> _Dataset excerpts_:
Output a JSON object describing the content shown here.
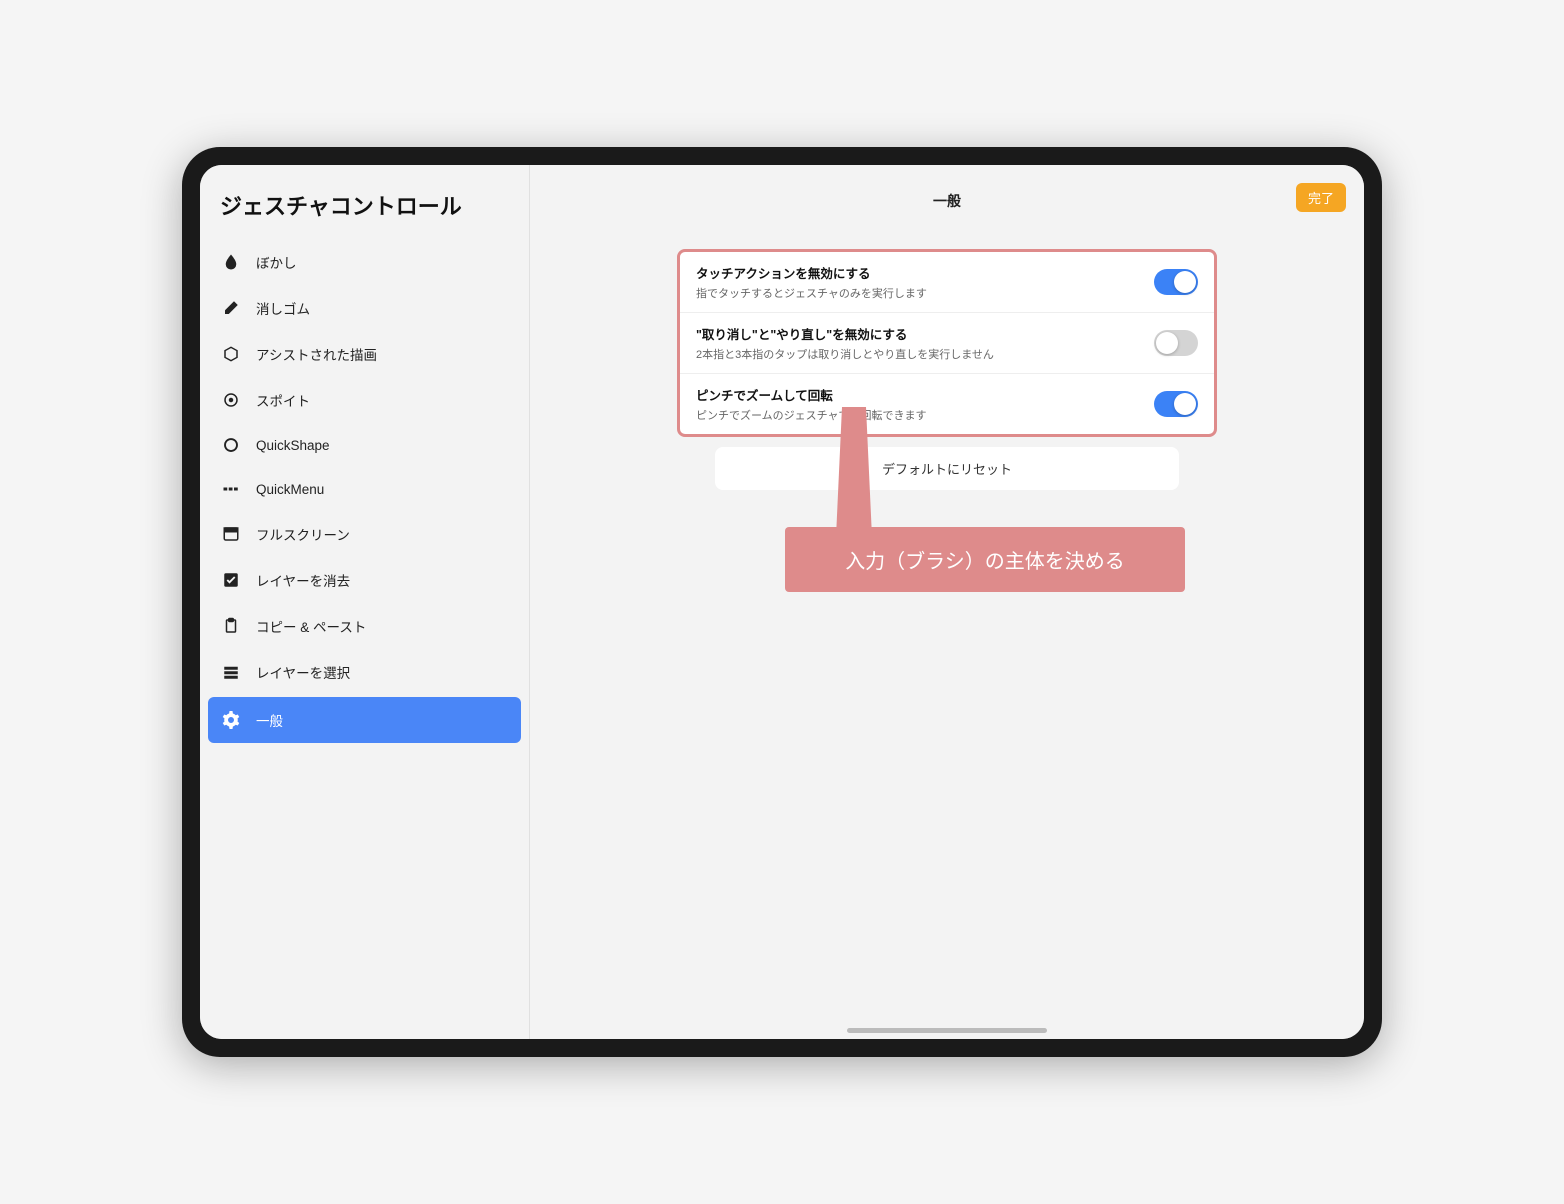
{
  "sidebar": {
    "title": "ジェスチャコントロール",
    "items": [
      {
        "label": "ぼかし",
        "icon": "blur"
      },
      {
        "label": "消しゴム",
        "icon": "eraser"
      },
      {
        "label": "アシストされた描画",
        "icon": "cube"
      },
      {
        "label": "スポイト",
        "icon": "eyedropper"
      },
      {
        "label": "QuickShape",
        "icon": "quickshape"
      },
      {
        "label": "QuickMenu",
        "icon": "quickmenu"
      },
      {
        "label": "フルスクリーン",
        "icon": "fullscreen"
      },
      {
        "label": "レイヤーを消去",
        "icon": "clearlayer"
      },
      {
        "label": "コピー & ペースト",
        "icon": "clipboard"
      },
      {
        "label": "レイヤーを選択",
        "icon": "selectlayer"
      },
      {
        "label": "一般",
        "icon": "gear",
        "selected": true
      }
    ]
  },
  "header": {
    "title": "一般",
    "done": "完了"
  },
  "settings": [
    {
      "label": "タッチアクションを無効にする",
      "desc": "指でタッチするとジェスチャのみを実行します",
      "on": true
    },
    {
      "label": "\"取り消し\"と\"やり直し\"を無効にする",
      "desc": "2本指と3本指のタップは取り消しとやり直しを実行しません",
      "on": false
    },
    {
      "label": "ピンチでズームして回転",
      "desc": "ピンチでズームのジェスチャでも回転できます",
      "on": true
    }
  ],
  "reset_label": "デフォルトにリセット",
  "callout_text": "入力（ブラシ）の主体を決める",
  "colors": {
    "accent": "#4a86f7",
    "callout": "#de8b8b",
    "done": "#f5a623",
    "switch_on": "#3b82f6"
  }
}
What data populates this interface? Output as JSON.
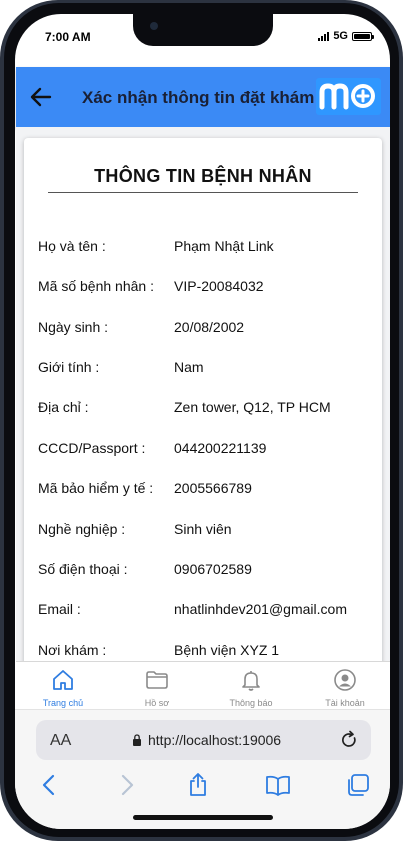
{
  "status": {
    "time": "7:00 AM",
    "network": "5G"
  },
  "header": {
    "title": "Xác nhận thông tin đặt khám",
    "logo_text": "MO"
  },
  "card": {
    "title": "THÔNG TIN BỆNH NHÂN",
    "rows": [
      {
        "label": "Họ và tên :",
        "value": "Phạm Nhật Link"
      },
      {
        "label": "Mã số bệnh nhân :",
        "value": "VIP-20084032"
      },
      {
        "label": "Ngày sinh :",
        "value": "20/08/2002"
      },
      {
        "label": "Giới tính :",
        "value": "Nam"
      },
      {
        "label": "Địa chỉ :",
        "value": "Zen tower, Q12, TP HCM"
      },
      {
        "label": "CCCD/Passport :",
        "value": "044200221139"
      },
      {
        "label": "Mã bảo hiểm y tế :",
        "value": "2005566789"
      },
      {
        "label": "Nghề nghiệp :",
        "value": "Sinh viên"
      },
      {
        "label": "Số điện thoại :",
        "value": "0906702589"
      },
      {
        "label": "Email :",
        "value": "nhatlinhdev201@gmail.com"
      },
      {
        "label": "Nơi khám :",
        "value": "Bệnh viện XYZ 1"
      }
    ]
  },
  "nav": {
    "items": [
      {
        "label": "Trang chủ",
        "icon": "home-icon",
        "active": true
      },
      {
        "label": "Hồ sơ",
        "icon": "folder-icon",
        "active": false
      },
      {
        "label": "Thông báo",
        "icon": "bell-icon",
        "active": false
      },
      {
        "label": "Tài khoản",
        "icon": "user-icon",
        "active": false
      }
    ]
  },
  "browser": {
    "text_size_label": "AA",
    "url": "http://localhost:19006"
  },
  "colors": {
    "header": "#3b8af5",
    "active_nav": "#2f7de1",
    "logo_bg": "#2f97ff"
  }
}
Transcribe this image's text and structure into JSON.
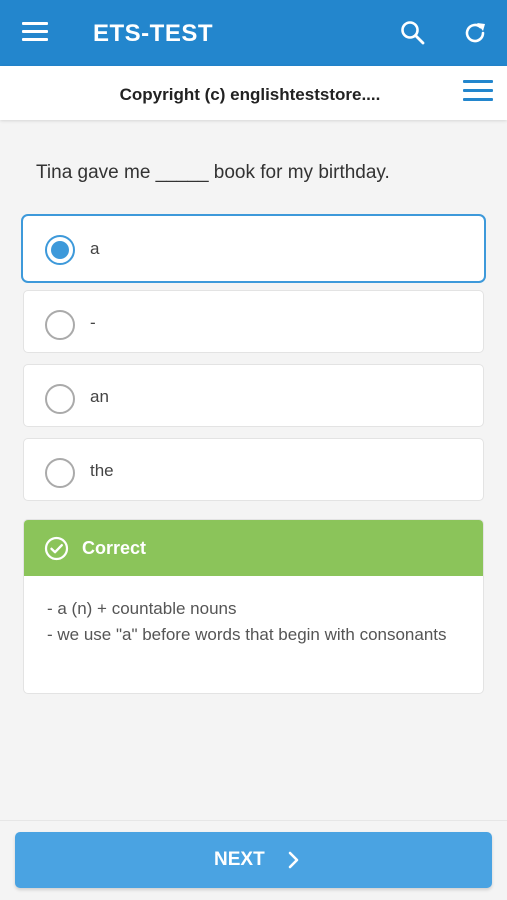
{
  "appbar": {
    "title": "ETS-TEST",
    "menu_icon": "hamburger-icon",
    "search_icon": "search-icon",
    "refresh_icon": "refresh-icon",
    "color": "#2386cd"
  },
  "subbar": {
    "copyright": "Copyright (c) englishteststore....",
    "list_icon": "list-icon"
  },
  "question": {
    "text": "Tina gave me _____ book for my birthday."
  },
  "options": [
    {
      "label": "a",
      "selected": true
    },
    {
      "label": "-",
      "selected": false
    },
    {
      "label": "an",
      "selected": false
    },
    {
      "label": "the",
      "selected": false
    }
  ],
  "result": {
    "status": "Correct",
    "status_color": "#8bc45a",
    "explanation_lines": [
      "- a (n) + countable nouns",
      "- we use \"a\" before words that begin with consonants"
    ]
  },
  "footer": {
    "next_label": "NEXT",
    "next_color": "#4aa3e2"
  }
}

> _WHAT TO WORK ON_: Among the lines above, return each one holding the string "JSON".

> _SOLUTION TO THE EXERCISE_:
Output a JSON object describing the content shown here.
What data populates this interface? Output as JSON.
Transcribe this image's text and structure into JSON.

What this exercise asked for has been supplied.